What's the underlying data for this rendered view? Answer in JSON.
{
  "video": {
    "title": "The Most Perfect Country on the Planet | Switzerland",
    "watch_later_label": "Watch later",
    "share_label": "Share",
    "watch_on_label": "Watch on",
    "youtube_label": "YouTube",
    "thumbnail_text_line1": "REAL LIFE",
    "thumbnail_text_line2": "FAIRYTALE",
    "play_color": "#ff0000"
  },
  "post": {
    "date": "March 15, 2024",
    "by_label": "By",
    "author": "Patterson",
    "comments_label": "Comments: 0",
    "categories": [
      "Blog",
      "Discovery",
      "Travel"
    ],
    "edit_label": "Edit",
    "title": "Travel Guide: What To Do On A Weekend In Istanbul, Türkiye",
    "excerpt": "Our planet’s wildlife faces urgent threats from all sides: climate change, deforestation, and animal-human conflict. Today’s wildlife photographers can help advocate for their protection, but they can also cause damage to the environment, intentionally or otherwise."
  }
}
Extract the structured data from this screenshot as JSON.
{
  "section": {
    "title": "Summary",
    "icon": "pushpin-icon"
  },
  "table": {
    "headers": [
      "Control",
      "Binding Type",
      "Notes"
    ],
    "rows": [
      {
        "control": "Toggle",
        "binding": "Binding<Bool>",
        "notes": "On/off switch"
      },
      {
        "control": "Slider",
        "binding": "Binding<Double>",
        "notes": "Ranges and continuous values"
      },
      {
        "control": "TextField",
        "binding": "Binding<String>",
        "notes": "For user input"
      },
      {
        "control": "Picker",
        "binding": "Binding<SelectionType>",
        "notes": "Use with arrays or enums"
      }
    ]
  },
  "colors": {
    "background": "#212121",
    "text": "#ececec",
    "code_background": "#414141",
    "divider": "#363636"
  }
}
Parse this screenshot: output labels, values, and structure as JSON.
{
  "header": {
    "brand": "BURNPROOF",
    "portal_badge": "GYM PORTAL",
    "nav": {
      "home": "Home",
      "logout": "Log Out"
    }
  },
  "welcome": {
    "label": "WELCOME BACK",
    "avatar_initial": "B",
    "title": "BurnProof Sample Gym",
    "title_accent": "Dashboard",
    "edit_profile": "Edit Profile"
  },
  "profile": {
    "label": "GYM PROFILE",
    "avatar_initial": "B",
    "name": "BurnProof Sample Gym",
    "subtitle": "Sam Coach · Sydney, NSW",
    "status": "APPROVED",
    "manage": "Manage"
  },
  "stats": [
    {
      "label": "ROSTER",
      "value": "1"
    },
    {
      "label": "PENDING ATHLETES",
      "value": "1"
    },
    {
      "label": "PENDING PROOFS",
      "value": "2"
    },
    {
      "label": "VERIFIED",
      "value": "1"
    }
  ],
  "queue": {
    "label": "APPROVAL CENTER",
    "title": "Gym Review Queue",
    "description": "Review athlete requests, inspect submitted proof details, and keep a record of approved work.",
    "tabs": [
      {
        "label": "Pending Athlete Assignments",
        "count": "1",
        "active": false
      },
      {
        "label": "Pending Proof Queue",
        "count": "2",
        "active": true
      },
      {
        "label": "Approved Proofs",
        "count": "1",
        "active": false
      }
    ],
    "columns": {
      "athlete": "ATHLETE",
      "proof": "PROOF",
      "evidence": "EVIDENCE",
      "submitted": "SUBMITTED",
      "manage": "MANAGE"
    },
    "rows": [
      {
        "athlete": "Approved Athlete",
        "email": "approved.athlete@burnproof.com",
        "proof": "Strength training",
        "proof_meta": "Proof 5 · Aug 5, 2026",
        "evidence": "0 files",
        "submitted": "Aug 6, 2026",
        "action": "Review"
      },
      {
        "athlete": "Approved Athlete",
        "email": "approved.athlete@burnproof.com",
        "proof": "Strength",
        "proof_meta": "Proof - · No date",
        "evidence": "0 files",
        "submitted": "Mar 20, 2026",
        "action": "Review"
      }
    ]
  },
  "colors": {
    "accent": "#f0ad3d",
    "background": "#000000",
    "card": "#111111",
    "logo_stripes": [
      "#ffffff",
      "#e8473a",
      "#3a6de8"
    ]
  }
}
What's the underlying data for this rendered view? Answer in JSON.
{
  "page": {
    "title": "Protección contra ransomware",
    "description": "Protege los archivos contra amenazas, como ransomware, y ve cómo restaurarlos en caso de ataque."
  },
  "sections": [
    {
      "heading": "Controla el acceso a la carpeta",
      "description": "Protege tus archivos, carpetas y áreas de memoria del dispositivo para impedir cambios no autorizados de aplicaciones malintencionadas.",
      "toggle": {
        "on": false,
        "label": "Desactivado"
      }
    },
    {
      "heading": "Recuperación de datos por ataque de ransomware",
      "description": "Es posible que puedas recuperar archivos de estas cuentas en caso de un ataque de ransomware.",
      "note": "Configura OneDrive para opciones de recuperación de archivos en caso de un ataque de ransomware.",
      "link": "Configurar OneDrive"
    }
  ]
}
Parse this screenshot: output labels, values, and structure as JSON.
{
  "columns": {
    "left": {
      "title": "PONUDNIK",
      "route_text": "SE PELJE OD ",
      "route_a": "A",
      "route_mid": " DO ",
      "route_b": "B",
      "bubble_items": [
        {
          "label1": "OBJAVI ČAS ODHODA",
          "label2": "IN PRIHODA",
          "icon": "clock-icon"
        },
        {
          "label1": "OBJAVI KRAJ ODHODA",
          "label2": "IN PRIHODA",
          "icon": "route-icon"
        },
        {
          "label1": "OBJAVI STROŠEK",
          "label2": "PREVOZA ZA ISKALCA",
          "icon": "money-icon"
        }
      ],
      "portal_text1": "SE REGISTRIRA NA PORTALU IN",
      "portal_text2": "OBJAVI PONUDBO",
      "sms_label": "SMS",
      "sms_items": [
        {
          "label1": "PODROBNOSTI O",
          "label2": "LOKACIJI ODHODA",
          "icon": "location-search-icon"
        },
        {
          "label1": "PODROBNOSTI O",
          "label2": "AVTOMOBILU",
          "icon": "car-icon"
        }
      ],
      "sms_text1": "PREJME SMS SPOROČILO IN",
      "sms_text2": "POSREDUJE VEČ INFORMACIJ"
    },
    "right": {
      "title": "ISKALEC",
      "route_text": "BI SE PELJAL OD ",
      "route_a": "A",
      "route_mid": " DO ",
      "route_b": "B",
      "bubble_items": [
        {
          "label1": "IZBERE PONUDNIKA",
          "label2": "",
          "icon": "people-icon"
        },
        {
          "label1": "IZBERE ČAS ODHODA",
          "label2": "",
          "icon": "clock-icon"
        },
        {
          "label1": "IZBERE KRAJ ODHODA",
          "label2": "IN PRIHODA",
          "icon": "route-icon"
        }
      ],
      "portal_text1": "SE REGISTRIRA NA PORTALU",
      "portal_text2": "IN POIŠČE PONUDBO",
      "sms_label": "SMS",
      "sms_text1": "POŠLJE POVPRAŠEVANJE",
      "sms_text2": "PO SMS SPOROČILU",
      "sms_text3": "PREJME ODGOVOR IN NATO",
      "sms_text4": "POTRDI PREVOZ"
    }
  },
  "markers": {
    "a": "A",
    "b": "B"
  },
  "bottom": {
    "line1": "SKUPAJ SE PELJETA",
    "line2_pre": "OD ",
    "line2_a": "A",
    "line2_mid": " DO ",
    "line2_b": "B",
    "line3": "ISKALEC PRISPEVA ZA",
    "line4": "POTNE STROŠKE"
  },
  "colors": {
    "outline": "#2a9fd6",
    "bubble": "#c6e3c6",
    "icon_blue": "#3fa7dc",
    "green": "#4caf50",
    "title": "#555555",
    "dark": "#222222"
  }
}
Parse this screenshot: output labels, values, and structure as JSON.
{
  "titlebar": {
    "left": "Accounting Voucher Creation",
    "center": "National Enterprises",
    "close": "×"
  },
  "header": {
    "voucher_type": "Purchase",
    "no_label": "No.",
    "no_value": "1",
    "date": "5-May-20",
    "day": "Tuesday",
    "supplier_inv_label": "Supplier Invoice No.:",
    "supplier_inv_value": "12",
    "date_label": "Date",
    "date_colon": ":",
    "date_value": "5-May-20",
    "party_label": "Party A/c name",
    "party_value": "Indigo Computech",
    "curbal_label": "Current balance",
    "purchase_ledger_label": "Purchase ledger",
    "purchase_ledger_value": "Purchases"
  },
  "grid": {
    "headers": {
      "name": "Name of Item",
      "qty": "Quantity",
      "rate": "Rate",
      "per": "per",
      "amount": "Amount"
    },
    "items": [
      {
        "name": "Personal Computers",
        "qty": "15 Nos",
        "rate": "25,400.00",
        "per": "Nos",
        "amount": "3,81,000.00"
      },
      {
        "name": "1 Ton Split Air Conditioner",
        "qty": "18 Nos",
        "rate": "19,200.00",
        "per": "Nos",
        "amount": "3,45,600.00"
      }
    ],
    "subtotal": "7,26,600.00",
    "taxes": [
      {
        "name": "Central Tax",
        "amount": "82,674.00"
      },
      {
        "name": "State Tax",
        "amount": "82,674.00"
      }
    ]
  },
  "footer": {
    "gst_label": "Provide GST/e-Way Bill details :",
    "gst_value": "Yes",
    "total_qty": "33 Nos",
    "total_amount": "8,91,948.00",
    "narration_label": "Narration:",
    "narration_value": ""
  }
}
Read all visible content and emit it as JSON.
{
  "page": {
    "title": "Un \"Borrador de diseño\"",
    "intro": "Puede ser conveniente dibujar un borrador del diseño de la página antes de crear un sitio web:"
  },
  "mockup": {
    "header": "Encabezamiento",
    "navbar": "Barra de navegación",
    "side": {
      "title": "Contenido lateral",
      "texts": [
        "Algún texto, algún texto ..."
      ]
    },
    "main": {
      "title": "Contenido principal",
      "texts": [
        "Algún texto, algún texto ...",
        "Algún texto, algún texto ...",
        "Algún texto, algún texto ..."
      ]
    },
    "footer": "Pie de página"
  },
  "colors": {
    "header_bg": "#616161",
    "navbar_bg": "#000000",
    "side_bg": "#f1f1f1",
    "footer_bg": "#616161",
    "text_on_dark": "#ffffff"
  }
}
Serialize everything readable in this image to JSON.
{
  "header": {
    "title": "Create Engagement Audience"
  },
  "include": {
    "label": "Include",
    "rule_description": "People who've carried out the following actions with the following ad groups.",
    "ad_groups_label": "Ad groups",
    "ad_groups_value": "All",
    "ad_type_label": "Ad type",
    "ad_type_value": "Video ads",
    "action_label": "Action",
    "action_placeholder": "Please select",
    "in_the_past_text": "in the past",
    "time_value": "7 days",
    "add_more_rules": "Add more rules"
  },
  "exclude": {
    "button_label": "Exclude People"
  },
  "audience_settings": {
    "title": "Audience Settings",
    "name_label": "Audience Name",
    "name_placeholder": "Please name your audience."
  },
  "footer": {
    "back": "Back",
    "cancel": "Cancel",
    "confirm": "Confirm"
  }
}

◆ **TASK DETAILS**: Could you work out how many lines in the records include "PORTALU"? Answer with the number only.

◆ **TASK SOLUTION**: 2